Concrete Nor’West’s proposal for a large gravel mining operation very close to the Samish River met widespread community opposition four years ago and is now being revisited by Skagit County Planning & Development Services following further studies. Central Samish Valley Neighbors, comprised of residents of the local area, has been working to oppose the gravel mine for several years. See their website for more information about the project and the community’s concerns, including the inadequate environmental review: https://Central Samish.wordpress.com. It may not be long before Examiner Dufford holds a hearing on the permit requested for developing this mine.
Environmental Priorities Coalition

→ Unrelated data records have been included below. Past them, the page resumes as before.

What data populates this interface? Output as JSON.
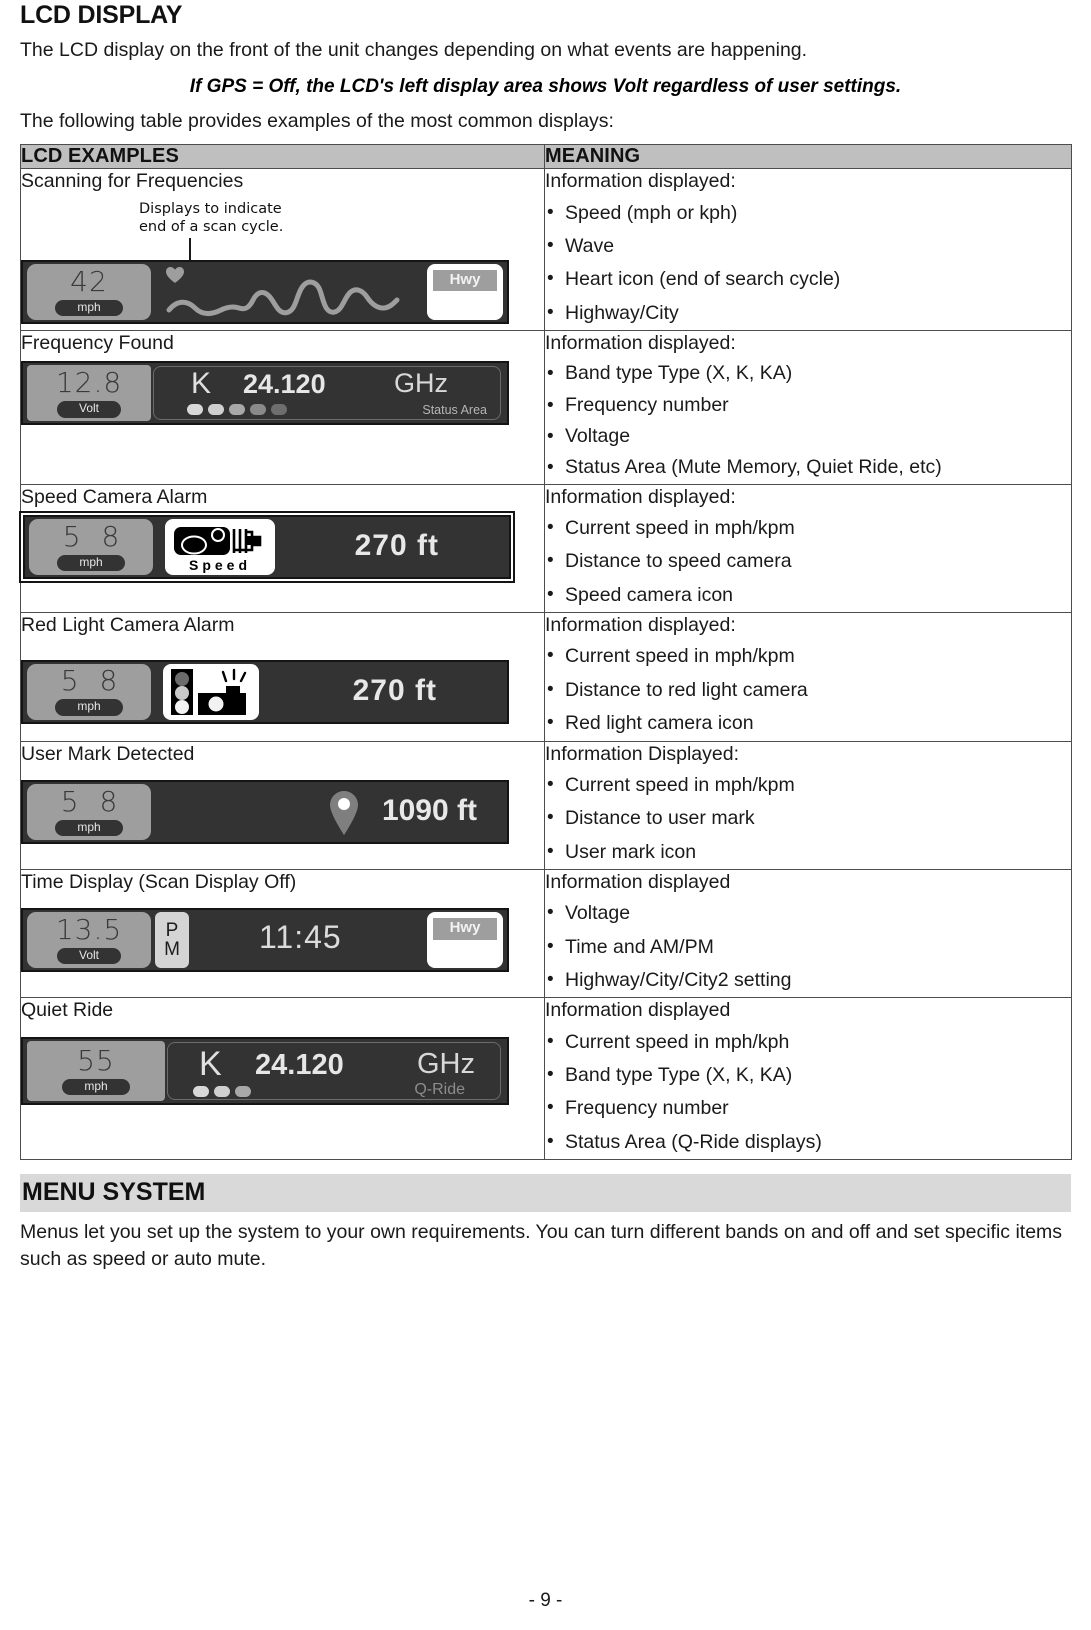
{
  "page": {
    "section_heading": "LCD DISPLAY",
    "intro_paragraph": "The LCD display on the front of the unit changes depending on what events are happening.",
    "note": "If GPS = Off, the LCD's left display area shows Volt regardless of user settings.",
    "lead_in": "The following table provides examples of the most common displays:",
    "footer": "- 9 -"
  },
  "table": {
    "headers": [
      "LCD EXAMPLES",
      "MEANING"
    ],
    "rows": [
      {
        "label": "Scanning for Frequencies",
        "callout": "Displays to indicate\nend of a scan cycle.",
        "callout_line1": "Displays to indicate",
        "callout_line2": "end of a scan cycle.",
        "lcd": {
          "left_value": "42",
          "left_unit": "mph",
          "hwy_label": "Hwy"
        },
        "meaning_head": "Information displayed:",
        "meaning_items": [
          "Speed (mph or kph)",
          "Wave",
          "Heart icon (end of search cycle)",
          "Highway/City"
        ]
      },
      {
        "label": "Frequency Found",
        "lcd": {
          "left_value": "12.8",
          "left_unit": "Volt",
          "band": "K",
          "freq_value": "24.120",
          "freq_unit": "GHz",
          "status_text": "Status Area",
          "dot_count": 5
        },
        "meaning_head": "Information displayed:",
        "meaning_items": [
          "Band type Type (X, K, KA)",
          "Frequency number",
          "Voltage",
          "Status Area (Mute Memory, Quiet Ride, etc)"
        ]
      },
      {
        "label": "Speed Camera Alarm",
        "lcd": {
          "left_value": "5 8",
          "left_unit": "mph",
          "icon_label": "Speed",
          "distance": "270  ft"
        },
        "meaning_head": "Information displayed:",
        "meaning_items": [
          "Current speed in mph/kpm",
          "Distance to speed camera",
          "Speed camera icon"
        ]
      },
      {
        "label": "Red Light Camera Alarm",
        "lcd": {
          "left_value": "5 8",
          "left_unit": "mph",
          "distance": "270  ft"
        },
        "meaning_head": "Information displayed:",
        "meaning_items": [
          "Current speed in mph/kpm",
          "Distance to red light camera",
          "Red light camera icon"
        ]
      },
      {
        "label": "User Mark Detected",
        "lcd": {
          "left_value": "5 8",
          "left_unit": "mph",
          "distance": "1090 ft"
        },
        "meaning_head": "Information Displayed:",
        "meaning_items": [
          "Current speed in mph/kpm",
          "Distance to user mark",
          "User mark icon"
        ]
      },
      {
        "label": "Time Display (Scan Display Off)",
        "lcd": {
          "left_value": "13.5",
          "left_unit": "Volt",
          "ampm_top": "P",
          "ampm_bottom": "M",
          "time": "11:45",
          "hwy_label": "Hwy"
        },
        "meaning_head": "Information displayed",
        "meaning_items": [
          "Voltage",
          "Time and AM/PM",
          "Highway/City/City2 setting"
        ]
      },
      {
        "label": "Quiet Ride",
        "lcd": {
          "left_value": "55",
          "left_unit": "mph",
          "band": "K",
          "freq_value": "24.120",
          "freq_unit": "GHz",
          "status_text": "Q-Ride",
          "dot_count": 3
        },
        "meaning_head": "Information displayed",
        "meaning_items": [
          "Current speed in mph/kph",
          "Band type Type (X, K, KA)",
          "Frequency number",
          "Status Area (Q-Ride displays)"
        ]
      }
    ]
  },
  "menu_section": {
    "title": "MENU SYSTEM",
    "paragraph": "Menus let you set up the system to your own requirements. You can turn different bands on and off and set specific items such as speed or auto mute."
  },
  "colors": {
    "header_fill": "#bfbfbf",
    "banner_fill": "#d9d9d9",
    "lcd_background": "#333333",
    "lcd_panel": "#9e9e9e",
    "lcd_text": "#e6e6e6"
  }
}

Audubon Washington joins over 20 other environmental groups in pursuing 3 or 4 legislative priority during each session of the Washington State Legislature. The Coalition is managed under the umbrella of the Washington Environmental Council, on whose website you will be able to read about the priority bills for the 2021 session, which begins January 11. At this writing, the information for the 2021 session is not yet posted, but this is the place to check in the weeks ahead: https://wecprotects.org/environmental-priorities-coalition/. You can also sign up there for updates about the priorities and concise weekly bulletins tracking environmental legislation during the session.
Other Skagit Audubon conservation issues and activities
For additional information about some of the above issues and others, on the Skagit Audubon website (https://www.skagitaudubon.org/) go to the Conservation tab, then to Conservation Notes and scroll down to earlier editions.
Issues needing action:
Some of the best ways for Audubon members to be advocates for the protection of birds and other wildlife and their habitat are to receive and act on action alerts from Washington Audubon and National Audubon. Sign up for Washington Audubon’s Action Network at https://act.audubon.org/onlineactions/JGKjknsVTUKMSr4BoP2Nvw2. Recognizing that climate change poses the greatest of all threats to birds, Audubon Washington is especially focused on advancing policies and laws to reduce greenhouse gas emissions. Find and participate in National Audubon’s current issue campaigns at https://www.audubon.org/takeaction. Sign up there to receive alerts.